[Records contained in a dataset]
━━━

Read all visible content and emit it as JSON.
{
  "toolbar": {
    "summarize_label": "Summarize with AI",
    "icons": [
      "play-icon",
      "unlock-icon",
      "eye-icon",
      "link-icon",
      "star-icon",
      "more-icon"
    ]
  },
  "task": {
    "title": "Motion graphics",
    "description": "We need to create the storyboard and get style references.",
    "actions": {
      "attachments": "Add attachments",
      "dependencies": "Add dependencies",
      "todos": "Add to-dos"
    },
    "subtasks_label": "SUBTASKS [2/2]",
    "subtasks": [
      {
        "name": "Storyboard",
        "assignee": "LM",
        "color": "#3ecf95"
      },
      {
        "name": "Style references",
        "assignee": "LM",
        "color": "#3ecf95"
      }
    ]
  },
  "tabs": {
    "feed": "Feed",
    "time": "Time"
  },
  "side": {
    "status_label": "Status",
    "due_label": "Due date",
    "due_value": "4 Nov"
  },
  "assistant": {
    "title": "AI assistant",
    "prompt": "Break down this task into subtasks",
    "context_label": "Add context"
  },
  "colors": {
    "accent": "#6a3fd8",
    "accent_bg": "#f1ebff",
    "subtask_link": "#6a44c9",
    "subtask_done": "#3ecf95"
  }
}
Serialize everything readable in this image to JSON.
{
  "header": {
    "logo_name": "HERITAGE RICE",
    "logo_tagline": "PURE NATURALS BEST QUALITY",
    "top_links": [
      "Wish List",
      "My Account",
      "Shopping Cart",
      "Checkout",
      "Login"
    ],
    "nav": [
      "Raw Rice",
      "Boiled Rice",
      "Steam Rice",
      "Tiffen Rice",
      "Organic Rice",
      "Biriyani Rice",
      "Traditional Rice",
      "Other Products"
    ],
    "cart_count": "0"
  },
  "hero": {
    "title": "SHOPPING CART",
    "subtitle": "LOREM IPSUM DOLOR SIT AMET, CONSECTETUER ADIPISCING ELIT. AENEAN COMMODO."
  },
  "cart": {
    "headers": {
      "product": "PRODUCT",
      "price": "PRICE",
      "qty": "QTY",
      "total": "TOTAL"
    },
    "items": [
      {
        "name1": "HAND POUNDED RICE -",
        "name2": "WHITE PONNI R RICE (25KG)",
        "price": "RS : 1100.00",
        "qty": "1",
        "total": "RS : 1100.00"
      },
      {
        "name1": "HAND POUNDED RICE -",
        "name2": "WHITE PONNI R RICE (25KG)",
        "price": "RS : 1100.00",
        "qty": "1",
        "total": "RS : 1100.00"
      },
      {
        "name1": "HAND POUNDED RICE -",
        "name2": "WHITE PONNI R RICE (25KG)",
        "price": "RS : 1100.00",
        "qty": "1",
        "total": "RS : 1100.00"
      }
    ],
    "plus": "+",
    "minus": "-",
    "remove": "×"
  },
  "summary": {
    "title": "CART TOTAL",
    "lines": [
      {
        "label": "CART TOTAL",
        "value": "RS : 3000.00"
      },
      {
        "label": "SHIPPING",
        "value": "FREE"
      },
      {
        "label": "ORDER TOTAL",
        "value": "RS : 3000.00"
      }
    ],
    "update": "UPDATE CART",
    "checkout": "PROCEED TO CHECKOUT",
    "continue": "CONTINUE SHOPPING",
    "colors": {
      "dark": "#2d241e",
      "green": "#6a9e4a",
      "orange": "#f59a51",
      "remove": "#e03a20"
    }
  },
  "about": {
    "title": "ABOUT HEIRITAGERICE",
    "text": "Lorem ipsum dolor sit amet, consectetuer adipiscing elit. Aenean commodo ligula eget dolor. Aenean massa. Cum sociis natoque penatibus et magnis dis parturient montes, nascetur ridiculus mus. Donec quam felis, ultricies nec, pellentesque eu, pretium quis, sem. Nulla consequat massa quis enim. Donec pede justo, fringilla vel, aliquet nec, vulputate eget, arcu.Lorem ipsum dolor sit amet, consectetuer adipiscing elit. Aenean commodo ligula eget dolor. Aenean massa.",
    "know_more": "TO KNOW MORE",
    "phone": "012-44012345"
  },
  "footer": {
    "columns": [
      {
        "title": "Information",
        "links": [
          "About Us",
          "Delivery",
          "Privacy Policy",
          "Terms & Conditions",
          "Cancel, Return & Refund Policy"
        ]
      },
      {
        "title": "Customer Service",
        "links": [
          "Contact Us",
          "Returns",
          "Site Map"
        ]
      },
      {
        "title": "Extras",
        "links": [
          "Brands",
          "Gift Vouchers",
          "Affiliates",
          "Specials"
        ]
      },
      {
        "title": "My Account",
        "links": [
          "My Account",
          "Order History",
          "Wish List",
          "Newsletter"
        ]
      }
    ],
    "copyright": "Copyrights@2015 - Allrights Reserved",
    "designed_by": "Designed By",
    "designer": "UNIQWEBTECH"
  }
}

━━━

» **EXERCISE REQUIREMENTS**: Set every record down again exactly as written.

» **RESPONSE FOR THIS EXERCISE**:
Read all visible content and emit it as JSON.
{
  "toolbar": {
    "summarize_label": "Summarize with AI",
    "icons": [
      "play-icon",
      "unlock-icon",
      "eye-icon",
      "link-icon",
      "star-icon",
      "more-icon"
    ]
  },
  "task": {
    "title": "Motion graphics",
    "description": "We need to create the storyboard and get style references.",
    "actions": {
      "attachments": "Add attachments",
      "dependencies": "Add dependencies",
      "todos": "Add to-dos"
    },
    "subtasks_label": "SUBTASKS [2/2]",
    "subtasks": [
      {
        "name": "Storyboard",
        "assignee": "LM",
        "color": "#3ecf95"
      },
      {
        "name": "Style references",
        "assignee": "LM",
        "color": "#3ecf95"
      }
    ]
  },
  "tabs": {
    "feed": "Feed",
    "time": "Time"
  },
  "side": {
    "status_label": "Status",
    "due_label": "Due date",
    "due_value": "4 Nov"
  },
  "assistant": {
    "title": "AI assistant",
    "prompt": "Break down this task into subtasks",
    "context_label": "Add context"
  },
  "colors": {
    "accent": "#6a3fd8",
    "accent_bg": "#f1ebff",
    "subtask_link": "#6a44c9",
    "subtask_done": "#3ecf95"
  }
}
Serialize everything readable in this image to JSON.
{
  "header": {
    "logo_name": "HERITAGE RICE",
    "logo_tagline": "PURE NATURALS BEST QUALITY",
    "top_links": [
      "Wish List",
      "My Account",
      "Shopping Cart",
      "Checkout",
      "Login"
    ],
    "nav": [
      "Raw Rice",
      "Boiled Rice",
      "Steam Rice",
      "Tiffen Rice",
      "Organic Rice",
      "Biriyani Rice",
      "Traditional Rice",
      "Other Products"
    ],
    "cart_count": "0"
  },
  "hero": {
    "title": "SHOPPING CART",
    "subtitle": "LOREM IPSUM DOLOR SIT AMET, CONSECTETUER ADIPISCING ELIT. AENEAN COMMODO."
  },
  "cart": {
    "headers": {
      "product": "PRODUCT",
      "price": "PRICE",
      "qty": "QTY",
      "total": "TOTAL"
    },
    "items": [
      {
        "name1": "HAND POUNDED RICE -",
        "name2": "WHITE PONNI R RICE (25KG)",
        "price": "RS : 1100.00",
        "qty": "1",
        "total": "RS : 1100.00"
      },
      {
        "name1": "HAND POUNDED RICE -",
        "name2": "WHITE PONNI R RICE (25KG)",
        "price": "RS : 1100.00",
        "qty": "1",
        "total": "RS : 1100.00"
      },
      {
        "name1": "HAND POUNDED RICE -",
        "name2": "WHITE PONNI R RICE (25KG)",
        "price": "RS : 1100.00",
        "qty": "1",
        "total": "RS : 1100.00"
      }
    ],
    "plus": "+",
    "minus": "-",
    "remove": "×"
  },
  "summary": {
    "title": "CART TOTAL",
    "lines": [
      {
        "label": "CART TOTAL",
        "value": "RS : 3000.00"
      },
      {
        "label": "SHIPPING",
        "value": "FREE"
      },
      {
        "label": "ORDER TOTAL",
        "value": "RS : 3000.00"
      }
    ],
    "update": "UPDATE CART",
    "checkout": "PROCEED TO CHECKOUT",
    "continue": "CONTINUE SHOPPING",
    "colors": {
      "dark": "#2d241e",
      "green": "#6a9e4a",
      "orange": "#f59a51",
      "remove": "#e03a20"
    }
  },
  "about": {
    "title": "ABOUT HEIRITAGERICE",
    "text": "Lorem ipsum dolor sit amet, consectetuer adipiscing elit. Aenean commodo ligula eget dolor. Aenean massa. Cum sociis natoque penatibus et magnis dis parturient montes, nascetur ridiculus mus. Donec quam felis, ultricies nec, pellentesque eu, pretium quis, sem. Nulla consequat massa quis enim. Donec pede justo, fringilla vel, aliquet nec, vulputate eget, arcu.Lorem ipsum dolor sit amet, consectetuer adipiscing elit. Aenean commodo ligula eget dolor. Aenean massa.",
    "know_more": "TO KNOW MORE",
    "phone": "012-44012345"
  },
  "footer": {
    "columns": [
      {
        "title": "Information",
        "links": [
          "About Us",
          "Delivery",
          "Privacy Policy",
          "Terms & Conditions",
          "Cancel, Return & Refund Policy"
        ]
      },
      {
        "title": "Customer Service",
        "links": [
          "Contact Us",
          "Returns",
          "Site Map"
        ]
      },
      {
        "title": "Extras",
        "links": [
          "Brands",
          "Gift Vouchers",
          "Affiliates",
          "Specials"
        ]
      },
      {
        "title": "My Account",
        "links": [
          "My Account",
          "Order History",
          "Wish List",
          "Newsletter"
        ]
      }
    ],
    "copyright": "Copyrights@2015 - Allrights Reserved",
    "designed_by": "Designed By",
    "designer": "UNIQWEBTECH"
  }
}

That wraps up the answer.